I am totally jealous of his garden. I hope you enjoy his tour as much as I did. He is very enthusiastic. He introduces quite a few new plants for me. I hope to try some of them in the spring. I will write posts about the information as it becomes available. He also talks about adding rock dust as a soil amendment. I have found out in other vlogs that he uses Azomite. This is actually a Utah company so I’m going to check out this weekend to find out where I can purchase this locally, if it’s possible. I will update this post to let you know where it is available.
How does your garden grow?
If you’re looking for a natural, organic fertilizer to build your soil add worms.
I have been adding worms to my garden areas for the past three years. Although, I’ve been pretty sporadic planting my annual vegetable garden (I’m in graduate school); I have at least kept improving the soil. This includes annually adding compost and worms to the areas. If you interested in finding out these benefits, here’s a video that gives some highlights.
Here’s my grandson, Scooter, adding worms to the garden soil…I guess you have to have a stomach for it.
These limbless invertebrates seem to grow on you though.
I get my worms mail order through Uncle Jim’s Worm Farm. I’ve ordered from this site three or four times now and haven’t had any issues. The worms come well packaged and in great shape. From my research, this vendor has been the most reasonably priced too. At any rate, a Google search can get you connected as well. In some of my investigation for this post, buying worms was discouraged. What!? In fact, an article provided instructions on how to check the health of your soil. This is determined by how many earthworms call it home. Here’s the article’s link. If it turns out you don’t have as many worms as you’d like (really, the more the merrier…and healthier) and you don’t want to purchase them, this website provides tips on encouraging earthworms to come and stay in your garden. Here’s that link.
I usually save a few of these prehistoric squirmy worms for the girls (my hens). They’ll jump pretty high to get these tasty morsels. It’s quite entertaining.
Anyone else have worms? Please share if you use another vendor and what your experience has been.
Most of southern Utah’s soil is deficient in organic matter. To increase my garden’s success I am getting ready to add organic matter.Adding compost will increase the soils moisture holding capacity and increase the soil’s texture. Fall is a great season to add organic matter. It is recommended annually to add 2 inches of compost to your garden and then till it in 6 to 8 inches deep. Be aware that adding this organic matter will use up nitrogen available in the soil. So, you will need to add additional nitrogen. The reason nutrients should be added with compost is because its the nitrogen in the soil that breaks down the compost.

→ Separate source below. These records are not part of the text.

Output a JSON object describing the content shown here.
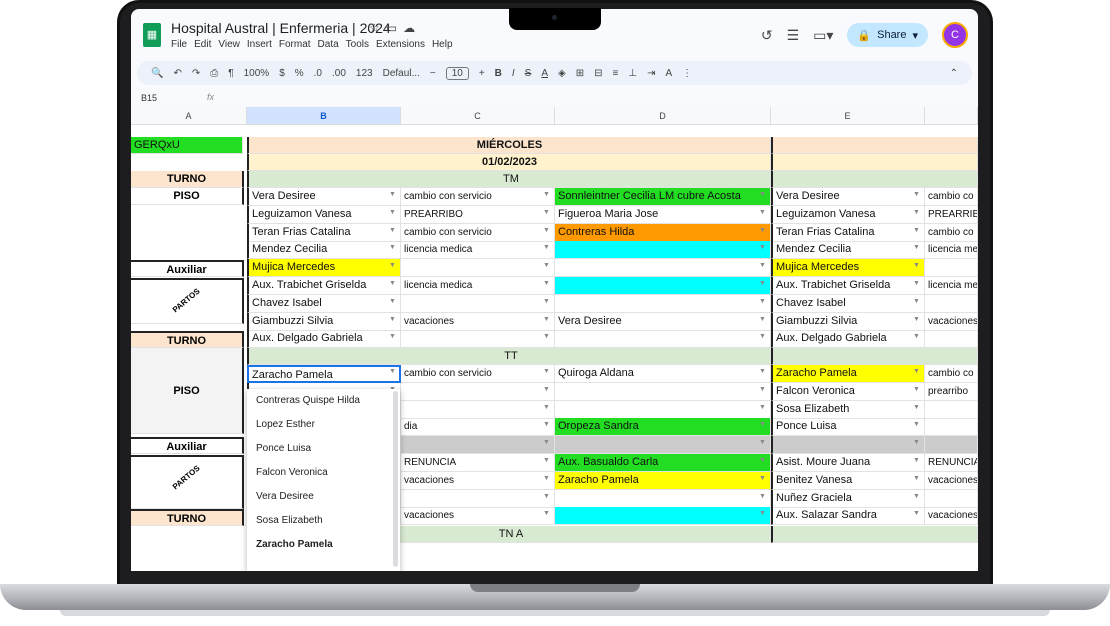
{
  "app": {
    "title": "Hospital Austral | Enfermeria | 2024",
    "menus": [
      "File",
      "Edit",
      "View",
      "Insert",
      "Format",
      "Data",
      "Tools",
      "Extensions",
      "Help"
    ],
    "share_label": "Share",
    "avatar_letter": "C"
  },
  "toolbar": {
    "zoom": "100%",
    "currency": "$",
    "percent": "%",
    "dec_less": ".0",
    "dec_more": ".00",
    "num_format": "123",
    "font": "Defaul...",
    "font_size": "10",
    "bold": "B",
    "italic": "I",
    "strike": "S",
    "text_color": "A"
  },
  "formula_bar": {
    "cell_ref": "B15",
    "fx": "fx"
  },
  "columns": [
    "A",
    "B",
    "C",
    "D",
    "E"
  ],
  "sheet": {
    "a_header": "GERQxU",
    "day": "MIÉRCOLES",
    "date": "01/02/2023",
    "shift_tm": "TM",
    "shift_tt": "TT",
    "shift_tna": "TN A",
    "labels": {
      "turno1": "TURNO",
      "piso1": "PISO",
      "auxiliar1": "Auxiliar",
      "partos1": "PARTOS",
      "turno2": "TURNO",
      "piso2": "PISO",
      "auxiliar2": "Auxiliar",
      "partos2": "PARTOS",
      "turno3": "TURNO"
    },
    "rows_tm": [
      {
        "b": "Vera Desiree",
        "c": "cambio con servicio",
        "d": "Sonnleintner Cecilia LM cubre Acosta",
        "e": "Vera Desiree",
        "f": "cambio co"
      },
      {
        "b": "Leguizamon Vanesa",
        "c": "PREARRIBO",
        "d": "Figueroa Maria Jose",
        "e": "Leguizamon Vanesa",
        "f": "PREARRIB"
      },
      {
        "b": "Teran Frias Catalina",
        "c": "cambio con servicio",
        "d": "Contreras  Hilda",
        "e": "Teran Frias Catalina",
        "f": "cambio co"
      },
      {
        "b": "Mendez Cecilia",
        "c": "licencia medica",
        "d": "",
        "e": "Mendez Cecilia",
        "f": "licencia me"
      },
      {
        "b": "Mujica Mercedes",
        "c": "",
        "d": "",
        "e": "Mujica Mercedes",
        "f": ""
      },
      {
        "b": "Aux. Trabichet Griselda",
        "c": "licencia medica",
        "d": "",
        "e": "Aux. Trabichet Griselda",
        "f": "licencia me"
      },
      {
        "b": "Chavez Isabel",
        "c": "",
        "d": "",
        "e": "Chavez Isabel",
        "f": ""
      },
      {
        "b": "Giambuzzi Silvia",
        "c": "vacaciones",
        "d": "Vera Desiree",
        "e": "Giambuzzi Silvia",
        "f": "vacaciones"
      },
      {
        "b": "Aux. Delgado Gabriela",
        "c": "",
        "d": "",
        "e": "Aux. Delgado Gabriela",
        "f": ""
      }
    ],
    "rows_tt": [
      {
        "b": "Zaracho Pamela",
        "c": "cambio con servicio",
        "d": "Quiroga Aldana",
        "e": "Zaracho Pamela",
        "f": "cambio co"
      },
      {
        "b": "",
        "c": "",
        "d": "",
        "e": "Falcon Veronica",
        "f": "prearribo"
      },
      {
        "b": "",
        "c": "",
        "d": "",
        "e": "Sosa Elizabeth",
        "f": ""
      },
      {
        "b": "",
        "c": "dia",
        "d": "Oropeza  Sandra",
        "e": "Ponce Luisa",
        "f": ""
      },
      {
        "b": "",
        "c": "",
        "d": "",
        "e": "",
        "f": ""
      },
      {
        "b": "",
        "c": "RENUNCIA",
        "d": "Aux. Basualdo Carla",
        "e": "Asist. Moure Juana",
        "f": "RENUNCIA"
      },
      {
        "b": "",
        "c": "vacaciones",
        "d": "Zaracho Pamela",
        "e": "Benitez Vanesa",
        "f": "vacaciones"
      },
      {
        "b": "",
        "c": "",
        "d": "",
        "e": "Nuñez Graciela",
        "f": ""
      },
      {
        "b": "",
        "c": "vacaciones",
        "d": "",
        "e": "Aux. Salazar Sandra",
        "f": "vacaciones"
      }
    ],
    "dropdown_options": [
      "Contreras Quispe Hilda",
      "Lopez Esther",
      "Ponce Luisa",
      "Falcon Veronica",
      "Vera Desiree",
      "Sosa Elizabeth",
      "Zaracho Pamela"
    ],
    "colors": {
      "green": "#22dd22",
      "yellow": "#ffff00",
      "cyan": "#00ffff",
      "orange": "#ff9900",
      "peach": "#fde5cd",
      "lightgreen": "#d9ead3",
      "cream": "#fff2cc",
      "gray": "#cccccc"
    }
  }
}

There are several places to get compost. The least expensive place is the landfill. It is $20 per ton for residents. Follow this link for more information. Western Rock also has a great compost. Here’s their website. The local nurseries sell compost by the bag.
For me, I make my own by collecting my yard and kitchen (minus the meat) waste into a compost pile located in the backyard. It’s placed where the hens can get to it. My reason for this is to allow the hens to scratch through the pile and eat what they like. While doing so, they poop a little in it…actually…it’s a lot…they poop a lot in it. As a result, their activity turns the waste quickly to compost. The girls are like a compost making machine.
Today is turning the compost day.
The girls are checking out my work. Woohoo! Everyone seems happy.
In a few days, I will be adding this compost to my garden. If you want to read up more on adding compost to your garden, Utah State University puts out a great publication. Click here to access it.